Past vanquishing the blast, probably the greatest hindrance is building a sensibly estimated motor that will not incur first column Metallica-decibel clamor on air terminal neighbors (we’re discussing ordinary commotion here, not sonic blasts). The motors on the present jetliners hush up on account of large pushed creating fans toward the front, however they won’t chip away at a supersonic plane on the grounds that at ultrahigh speeds the wind current through the fans isn’t quick to the point of delivering any push.
What’s the arrangement? The easiest kind of supersonic motor is one that breathes at all conceivable measure of air and blows it out the tailpipe as fast as could be expected, yet tragically that plan doesn’t take care of the clamor issue. The supersonic plane that NASA abandoned three years prior had a fly motor of this sort, and it required a commotion silencer that was the size of a RV.

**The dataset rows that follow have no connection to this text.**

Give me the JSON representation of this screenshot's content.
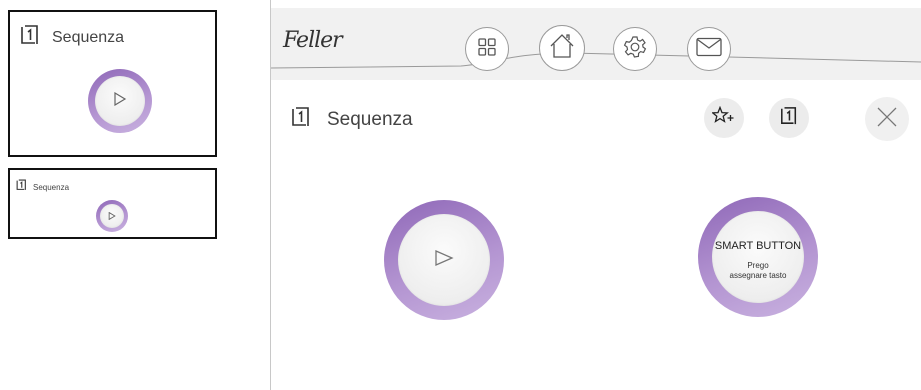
{
  "tiles": {
    "large": {
      "label": "Sequenza",
      "icon": "door-icon",
      "button_icon": "play-icon"
    },
    "small": {
      "label": "Sequenza",
      "icon": "door-icon",
      "button_icon": "play-icon"
    }
  },
  "header": {
    "brand": "Feller",
    "nav": [
      {
        "name": "grid-icon"
      },
      {
        "name": "home-icon"
      },
      {
        "name": "settings-icon"
      },
      {
        "name": "mail-icon"
      }
    ]
  },
  "panel": {
    "title": "Sequenza",
    "actions": [
      {
        "name": "favorite-add-icon"
      },
      {
        "name": "door-icon"
      },
      {
        "name": "close-icon"
      }
    ]
  },
  "smart_button": {
    "title": "SMART BUTTON",
    "subtitle_line1": "Prego",
    "subtitle_line2": "assegnare tasto"
  },
  "colors": {
    "ring_start": "#8f68b8",
    "ring_end": "#c9b2e0",
    "header_bg": "#f1f1f1"
  }
}
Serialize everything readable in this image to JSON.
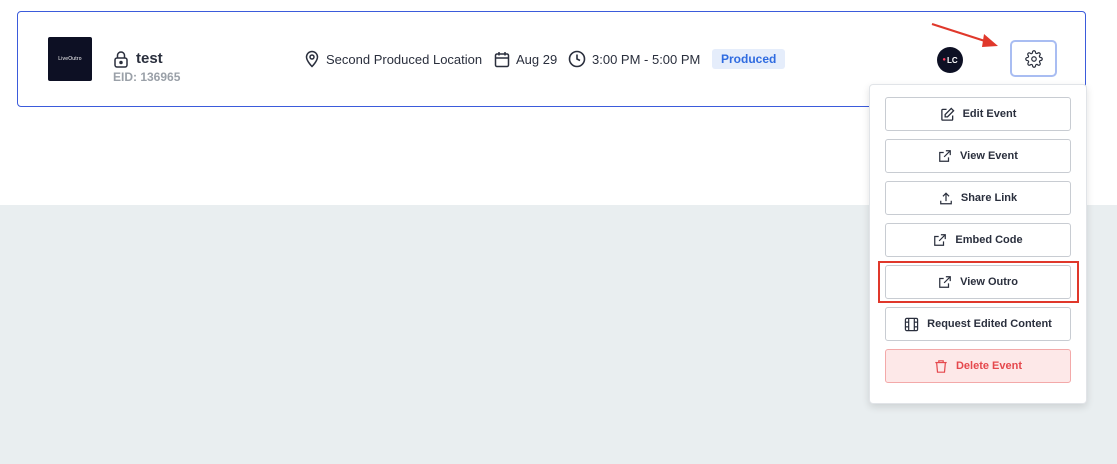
{
  "event": {
    "title": "test",
    "eid": "EID: 136965",
    "location": "Second Produced Location",
    "date": "Aug 29",
    "time": "3:00 PM - 5:00 PM",
    "status": "Produced",
    "avatar_initials": "LC",
    "thumbnail_text": "LiveOutro"
  },
  "menu": {
    "items": [
      {
        "label": "Edit Event",
        "icon": "edit-icon"
      },
      {
        "label": "View Event",
        "icon": "external-link-icon"
      },
      {
        "label": "Share Link",
        "icon": "upload-icon"
      },
      {
        "label": "Embed Code",
        "icon": "external-link-icon"
      },
      {
        "label": "View Outro",
        "icon": "external-link-icon"
      },
      {
        "label": "Request Edited Content",
        "icon": "film-icon"
      },
      {
        "label": "Delete Event",
        "icon": "trash-icon"
      }
    ]
  },
  "colors": {
    "accent": "#3b5bdb",
    "badge_text": "#2f6be0",
    "danger": "#e5484d",
    "annotation": "#e0382b"
  }
}
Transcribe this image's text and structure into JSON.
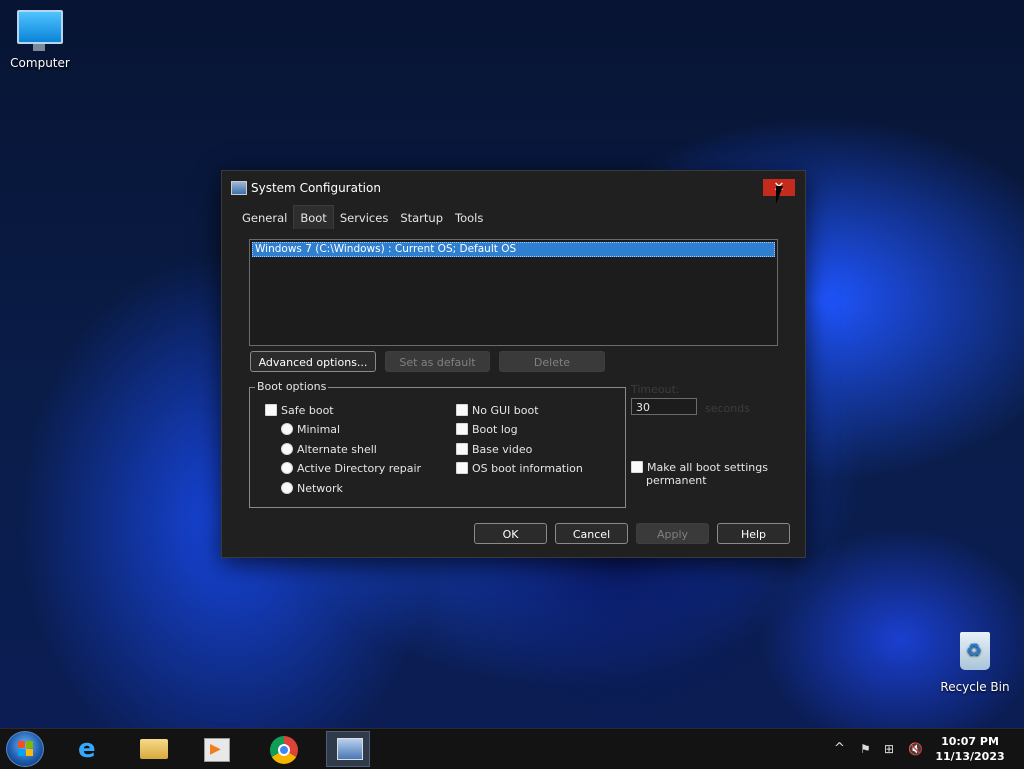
{
  "desktop": {
    "icons": [
      {
        "label": "Computer"
      },
      {
        "label": "Recycle Bin"
      }
    ]
  },
  "dialog": {
    "title": "System Configuration",
    "close_glyph": "✕",
    "tabs": [
      {
        "label": "General",
        "active": false
      },
      {
        "label": "Boot",
        "active": true
      },
      {
        "label": "Services",
        "active": false
      },
      {
        "label": "Startup",
        "active": false
      },
      {
        "label": "Tools",
        "active": false
      }
    ],
    "os_entries": [
      "Windows 7 (C:\\Windows) : Current OS; Default OS"
    ],
    "buttons": {
      "advanced": "Advanced options...",
      "set_default": "Set as default",
      "delete": "Delete"
    },
    "boot_options": {
      "label": "Boot options",
      "safe_boot": {
        "label": "Safe boot",
        "checked": false
      },
      "minimal": {
        "label": "Minimal",
        "selected": false
      },
      "alternate_shell": {
        "label": "Alternate shell",
        "selected": false
      },
      "ad_repair": {
        "label": "Active Directory repair",
        "selected": false
      },
      "network": {
        "label": "Network",
        "selected": false
      },
      "no_gui": {
        "label": "No GUI boot",
        "checked": false
      },
      "boot_log": {
        "label": "Boot log",
        "checked": false
      },
      "base_video": {
        "label": "Base video",
        "checked": false
      },
      "os_boot_info": {
        "label": "OS boot information",
        "checked": false
      }
    },
    "timeout": {
      "label": "Timeout:",
      "value": "30",
      "unit": "seconds"
    },
    "make_permanent": {
      "label_line1": "Make all boot settings",
      "label_line2": "permanent",
      "checked": false
    },
    "footer": {
      "ok": "OK",
      "cancel": "Cancel",
      "apply": "Apply",
      "help": "Help"
    }
  },
  "taskbar": {
    "items": [
      {
        "icon": "internet-explorer-icon"
      },
      {
        "icon": "file-explorer-icon"
      },
      {
        "icon": "media-player-icon"
      },
      {
        "icon": "chrome-icon"
      },
      {
        "icon": "system-configuration-icon",
        "active": true
      }
    ],
    "tray": {
      "chevron": "^",
      "time": "10:07 PM",
      "date": "11/13/2023"
    }
  },
  "colors": {
    "accent_selection": "#2f7fd1",
    "close_red": "#c42b1c",
    "dialog_bg": "#202020"
  }
}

General Electric has planned a variable-cycle motor whose inside valves and moving cutting edges empower it to work in three modes. On departure and landing – the times when commotion is generally troublesome – a tranquil motor works similar as the present stream motors; during speed increase through Mach 1, it works like a basic yet uproarious supersonic motor; and for cruising it embraces a setting between the two.
Rolls Royce, in the interim, has proposed a trade off motor plan that meets departure commotion necessities, scarcely, and with practically no extra moving parts. The organization intends to take its Trent 800 motor, a 95,000-pounds-of-pushed monster made for the Boeing 777 carrier, eliminate the fan that produces the majority of the push, and supplant it with a more modest, higher-pressure fan.
Motor improvement will not be modest. The two Rolls Royce and General Electric, in any case, are proposing to make supersonic motors in which the hot, high-pressure center – the most costly part – is indistinguishable from the center on greater, traditional business motors, a move that would spread the venture over a greater market.
Ecological grumblings have hounded the Concorde, which heaves huge measures of nitrogen oxides at high elevations, making harm the ozone layer – the normal barometrical channel that shields life on Earth from the sun’s bright beams. Those unsafe impacts were one explanation that the U.S. rejected its unique supersonic stream program in 1971. However, those concerns are subsiding. Scientists associated with the NASA supersonic undertaking planned combustors – the segment of the motor where the fuel is scorched – that produce less nitrogen oxides. A portion of that innovation is now being utilized on subsonic motors with significant achievement.
Be that as it may, regardless of whether the innovative obstacles are survived, political ones remain. Gulfstream authorities say they won’t put earnestly in a supersonic program until DARPA begins assembling a demonstrator plane and the Federal Aviation Administration shows that it will answer by updating its no-supersonic-overland principles. A low-blast plane is useless without consent to fly.